The prevailing view is that the groups’ main function is helping patients cope with their condition. They certainly do that, but their gatherings are also places where valuable information is exchanged, Giri said.

“For example, to hear how one person has coped with and overcome side effects of continuous intravenous medications may be eye-opening to another,” said Giri, who started a PH support group at California’s Loma Linda University Health, where he works. “There are so many snippets of connections that happen when patients share their stories. There is certainly healing through sharing.”

Because of PH’s manifestations, preparing support group meetings requires more than just finding a room.

Loma Linda University Health added far more power outlets than normal to the room in the Drayson Center where the meetings are held. The additional plug-ins are for patients carrying oxygen concentrators. The university, which is in the city of Loma Linda in southeastern California, also made changes to the room to accommodate patients in need of greater mobility resources.

The Loma Linda PH support group meets four times a year. The gatherings bring together patients, caregivers, medical professionals, healthcare providers, and guest speakers.

Giri, who heads the university’s Pulmonary Hypertension Program, started the support group to give patients better insight into their conditions’ challenges, and how to cope with them.

“We want to make sure individuals understand the complexities of the disease and learn about it from each other, which is probably one of the main reasons for patients and their families to attend,” Giri said in a Loma Linda University press release.

Patients connect with others who are going through similar experiences, and share their stories of triumph and hardships.

Giri, who always attends the meetings, said support groups also help patients learn about expert resources.

The most recent meeting, on Aug. 6, featured a discussion led by Sandee Lombardi, a nurse who is the PH coordinator at the University of California at San Diego medical center. She spoke in detail about what it means to manage PH daily. And she discussed resources that can help caregivers.

Previous meetings have featured doctors, nutritionists, and social workers.

The PH coordinator at Loma Linda University Health, Jeanette Merrill-Henry, said “patients are truly enlightened by the educational aspects of coming to the meetings and learning more about the disease.”

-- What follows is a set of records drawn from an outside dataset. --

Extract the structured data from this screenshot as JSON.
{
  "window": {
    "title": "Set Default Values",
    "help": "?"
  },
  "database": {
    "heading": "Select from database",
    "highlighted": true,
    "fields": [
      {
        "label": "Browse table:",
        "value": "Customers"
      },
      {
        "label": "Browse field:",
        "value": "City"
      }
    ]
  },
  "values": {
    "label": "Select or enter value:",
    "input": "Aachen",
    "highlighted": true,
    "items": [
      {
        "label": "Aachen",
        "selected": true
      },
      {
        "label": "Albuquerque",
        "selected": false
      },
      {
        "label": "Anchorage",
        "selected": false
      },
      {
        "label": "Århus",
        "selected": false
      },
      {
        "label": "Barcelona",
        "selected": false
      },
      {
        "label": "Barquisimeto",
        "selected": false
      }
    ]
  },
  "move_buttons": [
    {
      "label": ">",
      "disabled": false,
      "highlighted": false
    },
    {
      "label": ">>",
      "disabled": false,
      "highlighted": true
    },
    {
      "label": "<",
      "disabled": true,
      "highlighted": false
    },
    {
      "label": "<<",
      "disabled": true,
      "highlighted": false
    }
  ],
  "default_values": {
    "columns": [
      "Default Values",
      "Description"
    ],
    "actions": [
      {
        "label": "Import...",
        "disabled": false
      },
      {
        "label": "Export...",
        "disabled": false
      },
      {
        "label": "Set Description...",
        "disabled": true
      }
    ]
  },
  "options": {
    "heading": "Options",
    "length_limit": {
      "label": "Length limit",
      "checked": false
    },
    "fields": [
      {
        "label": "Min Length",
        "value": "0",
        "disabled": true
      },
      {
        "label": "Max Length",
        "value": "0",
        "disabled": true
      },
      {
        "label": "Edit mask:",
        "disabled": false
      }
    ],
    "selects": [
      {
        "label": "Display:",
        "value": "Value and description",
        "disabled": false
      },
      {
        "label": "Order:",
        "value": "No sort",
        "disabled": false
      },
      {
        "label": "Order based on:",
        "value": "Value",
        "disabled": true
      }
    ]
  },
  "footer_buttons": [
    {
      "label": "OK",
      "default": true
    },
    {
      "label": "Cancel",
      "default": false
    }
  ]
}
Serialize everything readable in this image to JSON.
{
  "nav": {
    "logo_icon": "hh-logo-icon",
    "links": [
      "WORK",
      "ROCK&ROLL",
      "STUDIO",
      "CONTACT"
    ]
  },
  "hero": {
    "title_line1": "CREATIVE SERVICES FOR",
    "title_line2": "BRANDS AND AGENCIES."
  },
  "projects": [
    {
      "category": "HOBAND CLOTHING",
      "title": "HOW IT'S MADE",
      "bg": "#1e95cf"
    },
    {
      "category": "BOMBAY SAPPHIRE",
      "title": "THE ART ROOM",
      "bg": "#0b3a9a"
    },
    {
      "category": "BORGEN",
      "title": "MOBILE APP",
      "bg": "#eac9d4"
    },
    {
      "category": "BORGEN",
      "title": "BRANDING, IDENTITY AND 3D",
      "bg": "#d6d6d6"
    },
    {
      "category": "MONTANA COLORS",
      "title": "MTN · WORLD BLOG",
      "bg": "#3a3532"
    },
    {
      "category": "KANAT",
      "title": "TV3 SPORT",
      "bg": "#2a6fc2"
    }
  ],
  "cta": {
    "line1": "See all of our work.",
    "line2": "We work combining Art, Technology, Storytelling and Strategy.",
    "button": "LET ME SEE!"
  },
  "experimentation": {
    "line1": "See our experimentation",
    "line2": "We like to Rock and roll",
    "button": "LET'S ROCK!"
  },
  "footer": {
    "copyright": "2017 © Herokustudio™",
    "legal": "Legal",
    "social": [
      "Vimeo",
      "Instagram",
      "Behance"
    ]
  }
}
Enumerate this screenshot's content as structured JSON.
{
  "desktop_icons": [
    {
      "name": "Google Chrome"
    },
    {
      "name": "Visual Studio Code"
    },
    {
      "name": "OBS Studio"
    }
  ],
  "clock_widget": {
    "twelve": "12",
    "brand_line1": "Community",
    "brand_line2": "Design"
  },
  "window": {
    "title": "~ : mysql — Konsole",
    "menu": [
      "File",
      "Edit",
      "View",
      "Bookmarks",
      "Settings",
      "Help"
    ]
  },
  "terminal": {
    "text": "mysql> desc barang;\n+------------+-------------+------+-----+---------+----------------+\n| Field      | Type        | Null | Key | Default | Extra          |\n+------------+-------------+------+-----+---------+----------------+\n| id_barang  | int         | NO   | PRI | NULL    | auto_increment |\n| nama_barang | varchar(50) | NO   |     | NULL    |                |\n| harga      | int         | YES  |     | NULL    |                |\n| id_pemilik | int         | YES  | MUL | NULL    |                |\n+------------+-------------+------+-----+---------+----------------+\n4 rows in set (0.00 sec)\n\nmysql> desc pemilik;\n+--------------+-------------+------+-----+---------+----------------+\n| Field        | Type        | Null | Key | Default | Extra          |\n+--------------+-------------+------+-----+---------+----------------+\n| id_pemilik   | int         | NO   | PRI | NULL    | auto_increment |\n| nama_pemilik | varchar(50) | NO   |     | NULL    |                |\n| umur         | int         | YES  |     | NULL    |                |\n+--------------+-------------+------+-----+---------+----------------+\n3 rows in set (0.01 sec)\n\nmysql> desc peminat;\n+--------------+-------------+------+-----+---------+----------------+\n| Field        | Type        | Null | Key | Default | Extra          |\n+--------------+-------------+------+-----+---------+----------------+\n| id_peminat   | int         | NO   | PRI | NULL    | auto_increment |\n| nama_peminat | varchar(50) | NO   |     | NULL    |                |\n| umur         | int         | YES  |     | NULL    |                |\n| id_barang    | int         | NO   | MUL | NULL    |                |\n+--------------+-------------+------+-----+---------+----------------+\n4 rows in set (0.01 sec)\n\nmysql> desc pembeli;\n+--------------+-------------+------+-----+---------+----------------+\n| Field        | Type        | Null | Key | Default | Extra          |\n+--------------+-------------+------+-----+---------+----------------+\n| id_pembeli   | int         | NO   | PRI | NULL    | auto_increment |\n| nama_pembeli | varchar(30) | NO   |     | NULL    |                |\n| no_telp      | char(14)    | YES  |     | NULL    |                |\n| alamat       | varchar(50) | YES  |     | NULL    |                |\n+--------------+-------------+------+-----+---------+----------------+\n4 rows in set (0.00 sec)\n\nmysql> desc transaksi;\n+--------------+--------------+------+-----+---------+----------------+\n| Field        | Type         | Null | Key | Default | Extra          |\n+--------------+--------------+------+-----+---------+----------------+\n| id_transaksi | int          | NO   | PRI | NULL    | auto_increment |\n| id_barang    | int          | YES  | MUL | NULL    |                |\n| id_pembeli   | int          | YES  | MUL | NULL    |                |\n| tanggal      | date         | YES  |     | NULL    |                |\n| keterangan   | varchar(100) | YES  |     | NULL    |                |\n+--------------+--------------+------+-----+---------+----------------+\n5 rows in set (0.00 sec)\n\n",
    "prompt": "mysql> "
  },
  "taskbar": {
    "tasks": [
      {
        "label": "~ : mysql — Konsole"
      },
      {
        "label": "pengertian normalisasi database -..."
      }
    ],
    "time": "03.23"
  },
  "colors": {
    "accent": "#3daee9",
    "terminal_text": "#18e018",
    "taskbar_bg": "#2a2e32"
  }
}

Merrill-Henry said two reasons the support groups are valuable are that they remind patients they are not alone and that support is always available.

Some patients leave with a sense of urgency about dealing with their condition, she added.